--- Supplied material Enclosed Below ---

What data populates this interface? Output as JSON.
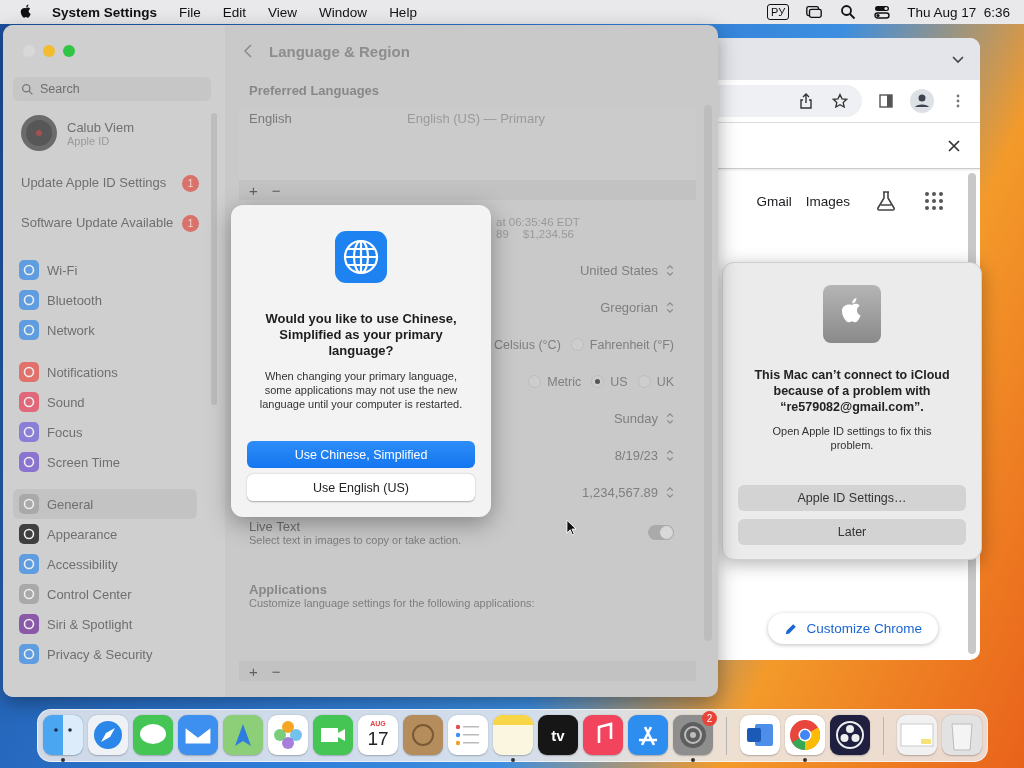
{
  "menu_bar": {
    "app_name": "System Settings",
    "menus": [
      "File",
      "Edit",
      "View",
      "Window",
      "Help"
    ],
    "input_source": "РУ",
    "clock": "Thu Aug 17  6:36"
  },
  "browser": {
    "links": [
      "Gmail",
      "Images"
    ],
    "customize_button": "Customize Chrome"
  },
  "settings": {
    "title": "Language & Region",
    "search_placeholder": "Search",
    "account": {
      "name": "Calub Viem",
      "subtitle": "Apple ID"
    },
    "alerts": [
      {
        "label": "Update Apple ID Settings",
        "badge": "1"
      },
      {
        "label": "Software Update Available",
        "badge": "1"
      }
    ],
    "sidebar_groups": [
      [
        {
          "label": "Wi-Fi",
          "color": "#5f9de0",
          "selected": false
        },
        {
          "label": "Bluetooth",
          "color": "#5f9de0",
          "selected": false
        },
        {
          "label": "Network",
          "color": "#5f9de0",
          "selected": false
        }
      ],
      [
        {
          "label": "Notifications",
          "color": "#e0716b",
          "selected": false
        },
        {
          "label": "Sound",
          "color": "#e0687a",
          "selected": false
        },
        {
          "label": "Focus",
          "color": "#8a7fd6",
          "selected": false
        },
        {
          "label": "Screen Time",
          "color": "#8a74cf",
          "selected": false
        }
      ],
      [
        {
          "label": "General",
          "color": "#a9a9a9",
          "selected": true
        },
        {
          "label": "Appearance",
          "color": "#3f3f3f",
          "selected": false
        },
        {
          "label": "Accessibility",
          "color": "#5f9de0",
          "selected": false
        },
        {
          "label": "Control Center",
          "color": "#a9a9a9",
          "selected": false
        },
        {
          "label": "Siri & Spotlight",
          "color": "#8a5aa8",
          "selected": false
        },
        {
          "label": "Privacy & Security",
          "color": "#5f9de0",
          "selected": false
        }
      ]
    ],
    "preferred_languages": {
      "heading": "Preferred Languages",
      "languages": [
        {
          "name": "English",
          "detail": "English (US) — Primary"
        }
      ],
      "controls": [
        "+",
        "−"
      ]
    },
    "preview": [
      "at 06:35:46 EDT",
      "89",
      "$1,234.56"
    ],
    "rows": [
      {
        "kind": "popup",
        "value": "United States"
      },
      {
        "kind": "popup",
        "value": "Gregorian"
      },
      {
        "kind": "radio",
        "partial_label": "Celsius (°C)",
        "options": [
          {
            "label": "Fahrenheit (°F)",
            "selected": false
          }
        ]
      },
      {
        "kind": "radio",
        "options": [
          {
            "label": "Metric",
            "selected": false
          },
          {
            "label": "US",
            "selected": true
          },
          {
            "label": "UK",
            "selected": false
          }
        ]
      },
      {
        "kind": "popup",
        "value": "Sunday"
      },
      {
        "kind": "popup",
        "value": "8/19/23"
      },
      {
        "kind": "popup",
        "value": "1,234,567.89"
      }
    ],
    "live_text": {
      "title": "Live Text",
      "description": "Select text in images to copy or take action.",
      "on": true
    },
    "applications": {
      "heading": "Applications",
      "description": "Customize language settings for the following applications:",
      "controls": [
        "+",
        "−"
      ]
    }
  },
  "dialog": {
    "title": "Would you like to use Chinese, Simplified as your primary language?",
    "message": "When changing your primary language, some applications may not use the new language until your computer is restarted.",
    "buttons": [
      {
        "label": "Use Chinese, Simplified",
        "kind": "primary"
      },
      {
        "label": "Use English (US)",
        "kind": "secondary"
      }
    ]
  },
  "icloud_alert": {
    "title": "This Mac can’t connect to iCloud because of a problem with “re579082@gmail.com”.",
    "message": "Open Apple ID settings to fix this problem.",
    "buttons": [
      "Apple ID Settings…",
      "Later"
    ]
  },
  "dock": {
    "items": [
      {
        "kind": "finder",
        "running": true
      },
      {
        "kind": "safari",
        "running": false
      },
      {
        "kind": "messages",
        "running": false
      },
      {
        "kind": "mail",
        "running": false
      },
      {
        "kind": "maps",
        "running": false
      },
      {
        "kind": "photos",
        "running": false
      },
      {
        "kind": "facetime",
        "running": false
      },
      {
        "kind": "calendar",
        "running": false,
        "month": "AUG",
        "day": "17"
      },
      {
        "kind": "contacts",
        "running": false
      },
      {
        "kind": "reminders",
        "running": false
      },
      {
        "kind": "notes",
        "running": true
      },
      {
        "kind": "tv",
        "running": false,
        "label": "tv"
      },
      {
        "kind": "music",
        "running": false
      },
      {
        "kind": "appstore",
        "running": false
      },
      {
        "kind": "settings",
        "running": true,
        "badge": "2"
      },
      {
        "kind": "separator"
      },
      {
        "kind": "word",
        "running": false
      },
      {
        "kind": "chrome",
        "running": true
      },
      {
        "kind": "obs",
        "running": false
      },
      {
        "kind": "separator"
      },
      {
        "kind": "folder",
        "running": false
      },
      {
        "kind": "trash",
        "running": false
      }
    ]
  }
}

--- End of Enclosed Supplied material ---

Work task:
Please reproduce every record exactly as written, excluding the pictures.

Answer for this exercise:
What data populates this interface? Output as JSON.
{
  "menu_bar": {
    "app_name": "System Settings",
    "menus": [
      "File",
      "Edit",
      "View",
      "Window",
      "Help"
    ],
    "input_source": "РУ",
    "clock": "Thu Aug 17  6:36"
  },
  "browser": {
    "links": [
      "Gmail",
      "Images"
    ],
    "customize_button": "Customize Chrome"
  },
  "settings": {
    "title": "Language & Region",
    "search_placeholder": "Search",
    "account": {
      "name": "Calub Viem",
      "subtitle": "Apple ID"
    },
    "alerts": [
      {
        "label": "Update Apple ID Settings",
        "badge": "1"
      },
      {
        "label": "Software Update Available",
        "badge": "1"
      }
    ],
    "sidebar_groups": [
      [
        {
          "label": "Wi-Fi",
          "color": "#5f9de0",
          "selected": false
        },
        {
          "label": "Bluetooth",
          "color": "#5f9de0",
          "selected": false
        },
        {
          "label": "Network",
          "color": "#5f9de0",
          "selected": false
        }
      ],
      [
        {
          "label": "Notifications",
          "color": "#e0716b",
          "selected": false
        },
        {
          "label": "Sound",
          "color": "#e0687a",
          "selected": false
        },
        {
          "label": "Focus",
          "color": "#8a7fd6",
          "selected": false
        },
        {
          "label": "Screen Time",
          "color": "#8a74cf",
          "selected": false
        }
      ],
      [
        {
          "label": "General",
          "color": "#a9a9a9",
          "selected": true
        },
        {
          "label": "Appearance",
          "color": "#3f3f3f",
          "selected": false
        },
        {
          "label": "Accessibility",
          "color": "#5f9de0",
          "selected": false
        },
        {
          "label": "Control Center",
          "color": "#a9a9a9",
          "selected": false
        },
        {
          "label": "Siri & Spotlight",
          "color": "#8a5aa8",
          "selected": false
        },
        {
          "label": "Privacy & Security",
          "color": "#5f9de0",
          "selected": false
        }
      ]
    ],
    "preferred_languages": {
      "heading": "Preferred Languages",
      "languages": [
        {
          "name": "English",
          "detail": "English (US) — Primary"
        }
      ],
      "controls": [
        "+",
        "−"
      ]
    },
    "preview": [
      "at 06:35:46 EDT",
      "89",
      "$1,234.56"
    ],
    "rows": [
      {
        "kind": "popup",
        "value": "United States"
      },
      {
        "kind": "popup",
        "value": "Gregorian"
      },
      {
        "kind": "radio",
        "partial_label": "Celsius (°C)",
        "options": [
          {
            "label": "Fahrenheit (°F)",
            "selected": false
          }
        ]
      },
      {
        "kind": "radio",
        "options": [
          {
            "label": "Metric",
            "selected": false
          },
          {
            "label": "US",
            "selected": true
          },
          {
            "label": "UK",
            "selected": false
          }
        ]
      },
      {
        "kind": "popup",
        "value": "Sunday"
      },
      {
        "kind": "popup",
        "value": "8/19/23"
      },
      {
        "kind": "popup",
        "value": "1,234,567.89"
      }
    ],
    "live_text": {
      "title": "Live Text",
      "description": "Select text in images to copy or take action.",
      "on": true
    },
    "applications": {
      "heading": "Applications",
      "description": "Customize language settings for the following applications:",
      "controls": [
        "+",
        "−"
      ]
    }
  },
  "dialog": {
    "title": "Would you like to use Chinese, Simplified as your primary language?",
    "message": "When changing your primary language, some applications may not use the new language until your computer is restarted.",
    "buttons": [
      {
        "label": "Use Chinese, Simplified",
        "kind": "primary"
      },
      {
        "label": "Use English (US)",
        "kind": "secondary"
      }
    ]
  },
  "icloud_alert": {
    "title": "This Mac can’t connect to iCloud because of a problem with “re579082@gmail.com”.",
    "message": "Open Apple ID settings to fix this problem.",
    "buttons": [
      "Apple ID Settings…",
      "Later"
    ]
  },
  "dock": {
    "items": [
      {
        "kind": "finder",
        "running": true
      },
      {
        "kind": "safari",
        "running": false
      },
      {
        "kind": "messages",
        "running": false
      },
      {
        "kind": "mail",
        "running": false
      },
      {
        "kind": "maps",
        "running": false
      },
      {
        "kind": "photos",
        "running": false
      },
      {
        "kind": "facetime",
        "running": false
      },
      {
        "kind": "calendar",
        "running": false,
        "month": "AUG",
        "day": "17"
      },
      {
        "kind": "contacts",
        "running": false
      },
      {
        "kind": "reminders",
        "running": false
      },
      {
        "kind": "notes",
        "running": true
      },
      {
        "kind": "tv",
        "running": false,
        "label": "tv"
      },
      {
        "kind": "music",
        "running": false
      },
      {
        "kind": "appstore",
        "running": false
      },
      {
        "kind": "settings",
        "running": true,
        "badge": "2"
      },
      {
        "kind": "separator"
      },
      {
        "kind": "word",
        "running": false
      },
      {
        "kind": "chrome",
        "running": true
      },
      {
        "kind": "obs",
        "running": false
      },
      {
        "kind": "separator"
      },
      {
        "kind": "folder",
        "running": false
      },
      {
        "kind": "trash",
        "running": false
      }
    ]
  }
}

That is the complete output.